3. A process of filling and solidifying the open space in contraction joints in structures, voids in rock, or the like which comprises injecting into the joint, crack, or void a gel in solution and then a sufiicient quantity of a plaster of Paris and Portland cement grout containing a setting retarder so that the empty space will be filled.
4. A process of filling and solidifying the open spaces in contraction joints, or other open voids or cracks which comprises injecting a gel in solution, removing most of it, and then injecting such a quantity of a plaster of Paris and Portland cement grout containing a setting retarder that the space will be filled.

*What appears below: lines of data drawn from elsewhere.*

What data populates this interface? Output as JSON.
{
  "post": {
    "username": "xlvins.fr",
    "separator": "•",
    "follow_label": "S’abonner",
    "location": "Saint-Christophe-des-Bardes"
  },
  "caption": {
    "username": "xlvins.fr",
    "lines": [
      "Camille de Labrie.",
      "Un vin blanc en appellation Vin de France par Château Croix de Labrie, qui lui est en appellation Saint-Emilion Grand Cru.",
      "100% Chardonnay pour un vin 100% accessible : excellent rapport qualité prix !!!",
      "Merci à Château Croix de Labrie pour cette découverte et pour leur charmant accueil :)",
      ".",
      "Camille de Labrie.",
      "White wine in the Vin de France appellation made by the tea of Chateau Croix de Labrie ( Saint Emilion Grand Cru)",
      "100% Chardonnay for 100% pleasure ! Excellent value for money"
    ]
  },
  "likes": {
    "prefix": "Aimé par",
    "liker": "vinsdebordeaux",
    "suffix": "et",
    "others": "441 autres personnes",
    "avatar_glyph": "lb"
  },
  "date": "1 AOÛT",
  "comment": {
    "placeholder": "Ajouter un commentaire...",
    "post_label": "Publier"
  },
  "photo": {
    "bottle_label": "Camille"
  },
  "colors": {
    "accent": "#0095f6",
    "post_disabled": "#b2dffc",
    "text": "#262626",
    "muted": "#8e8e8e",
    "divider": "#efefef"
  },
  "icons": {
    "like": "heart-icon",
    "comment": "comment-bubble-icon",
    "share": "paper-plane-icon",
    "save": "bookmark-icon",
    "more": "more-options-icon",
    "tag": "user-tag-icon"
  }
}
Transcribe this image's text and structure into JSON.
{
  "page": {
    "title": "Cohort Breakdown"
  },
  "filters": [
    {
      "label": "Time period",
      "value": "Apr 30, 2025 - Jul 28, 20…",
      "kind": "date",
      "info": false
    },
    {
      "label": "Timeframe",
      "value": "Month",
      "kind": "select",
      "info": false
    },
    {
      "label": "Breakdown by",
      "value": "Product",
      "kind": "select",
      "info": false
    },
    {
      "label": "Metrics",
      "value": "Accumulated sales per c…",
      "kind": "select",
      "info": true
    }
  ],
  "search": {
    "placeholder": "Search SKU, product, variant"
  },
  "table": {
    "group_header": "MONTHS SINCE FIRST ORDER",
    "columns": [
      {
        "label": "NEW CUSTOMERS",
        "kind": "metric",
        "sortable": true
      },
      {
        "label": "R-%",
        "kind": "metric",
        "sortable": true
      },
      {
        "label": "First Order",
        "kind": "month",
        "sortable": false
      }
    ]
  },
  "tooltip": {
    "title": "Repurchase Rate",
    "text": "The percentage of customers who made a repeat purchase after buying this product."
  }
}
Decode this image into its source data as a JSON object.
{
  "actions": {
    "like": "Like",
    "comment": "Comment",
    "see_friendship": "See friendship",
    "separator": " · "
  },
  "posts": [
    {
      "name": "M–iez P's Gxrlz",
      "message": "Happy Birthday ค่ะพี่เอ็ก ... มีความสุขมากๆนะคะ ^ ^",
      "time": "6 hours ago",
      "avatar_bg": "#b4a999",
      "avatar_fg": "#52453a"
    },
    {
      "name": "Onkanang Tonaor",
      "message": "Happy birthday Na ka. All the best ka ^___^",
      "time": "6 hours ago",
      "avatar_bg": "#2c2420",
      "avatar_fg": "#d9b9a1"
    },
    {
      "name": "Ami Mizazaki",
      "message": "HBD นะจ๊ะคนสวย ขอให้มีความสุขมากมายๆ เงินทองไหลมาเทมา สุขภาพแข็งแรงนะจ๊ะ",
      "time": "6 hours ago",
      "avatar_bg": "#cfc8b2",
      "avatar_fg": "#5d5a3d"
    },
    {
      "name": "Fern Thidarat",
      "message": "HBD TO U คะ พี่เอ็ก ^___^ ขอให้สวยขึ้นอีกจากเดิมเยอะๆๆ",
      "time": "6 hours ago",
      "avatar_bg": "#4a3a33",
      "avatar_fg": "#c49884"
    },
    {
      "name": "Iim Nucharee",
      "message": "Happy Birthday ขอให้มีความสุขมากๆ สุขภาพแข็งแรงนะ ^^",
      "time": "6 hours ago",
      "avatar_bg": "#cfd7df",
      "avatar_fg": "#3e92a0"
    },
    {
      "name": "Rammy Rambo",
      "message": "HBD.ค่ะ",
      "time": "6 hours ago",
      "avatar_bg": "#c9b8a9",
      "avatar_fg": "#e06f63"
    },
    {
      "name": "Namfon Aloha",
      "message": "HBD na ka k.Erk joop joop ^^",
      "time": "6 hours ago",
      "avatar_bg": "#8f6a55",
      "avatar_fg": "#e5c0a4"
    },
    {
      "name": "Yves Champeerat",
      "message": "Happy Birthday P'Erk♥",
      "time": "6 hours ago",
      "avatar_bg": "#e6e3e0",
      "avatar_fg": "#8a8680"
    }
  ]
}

5. A process of filling and solidifying the open spaces in contraction joints, cracks in rocks and voids in loose material, or the like, which comprises injecting into the voids or cracks a gel, thereafter injecting a grout having a gel in the mixing water, the amount of said grout being so great that the entire open space is filled.
6. A process of filling and solidifying the open spaces in contraction joints or other open joints or cavities which comprises wetting the sides of the joints or cavities with a sodium silicate solution and then injecting a plaster of Paris-Portland cement grout, water of which contains calcium chloride dissolved therein and a setting retarder, the amount of said grout being so great that the entire open space is filled.
7. A process of filling and solidifying the open spaces in contraction joints or other open joints or spaces by wetting the sides of the joints or spaces with a diluted sodium silicate solution followed by the injection of a plaster of Paris and Portland cement grout, the water of said grout containing chemicals capable of combining with the grout and with the sodium silicate, the mixing water also containing a setting retarder, said grout filling the entire open space.
8. A process of filling and solidifying the open spaces in contraction joints or other voids by wet ting the sides of the joints with a sodium silicate solution, followed by the injection of a plaster of Paris-Portland cement grout having a setting retarder in the mixing water, and this again followed by the injection of a carbon dioxide gas, the amount of grout being such that the entire open spaces are filled.
9. A process of filling and solidifying the open spaces in contraction joints or other voids by wetting the sides of the joints with a sodium silicate solution, followed by the injection of a plaster of Paris-Portland cement grout, and this again followed by the injection of a gas capable of forming a gel with the sodium silicate, the amount of grout being such that the entire open spaces are filled.
LARS R. JORGENSEN.